**Problem to work on**
All of the records must be restated exactly, with every line complete.

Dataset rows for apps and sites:
_____

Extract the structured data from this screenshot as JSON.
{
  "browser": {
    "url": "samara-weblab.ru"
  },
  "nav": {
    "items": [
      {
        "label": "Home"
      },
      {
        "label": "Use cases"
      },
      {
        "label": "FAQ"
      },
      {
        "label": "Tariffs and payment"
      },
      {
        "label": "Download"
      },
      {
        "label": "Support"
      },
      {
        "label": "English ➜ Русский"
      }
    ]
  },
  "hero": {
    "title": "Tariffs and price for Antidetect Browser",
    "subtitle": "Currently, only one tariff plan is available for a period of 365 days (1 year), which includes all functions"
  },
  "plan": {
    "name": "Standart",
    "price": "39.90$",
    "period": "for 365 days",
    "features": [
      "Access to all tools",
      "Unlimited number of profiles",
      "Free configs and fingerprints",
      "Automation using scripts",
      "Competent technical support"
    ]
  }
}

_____

**Output of the exercise**
Extract the structured data from this screenshot as JSON.
{
  "browser": {
    "url": "samara-weblab.ru"
  },
  "nav": {
    "items": [
      {
        "label": "Home"
      },
      {
        "label": "Use cases"
      },
      {
        "label": "FAQ"
      },
      {
        "label": "Tariffs and payment"
      },
      {
        "label": "Download"
      },
      {
        "label": "Support"
      },
      {
        "label": "English ➜ Русский"
      }
    ]
  },
  "hero": {
    "title": "Tariffs and price for Antidetect Browser",
    "subtitle": "Currently, only one tariff plan is available for a period of 365 days (1 year), which includes all functions"
  },
  "plan": {
    "name": "Standart",
    "price": "39.90$",
    "period": "for 365 days",
    "features": [
      "Access to all tools",
      "Unlimited number of profiles",
      "Free configs and fingerprints",
      "Automation using scripts",
      "Competent technical support"
    ]
  }
}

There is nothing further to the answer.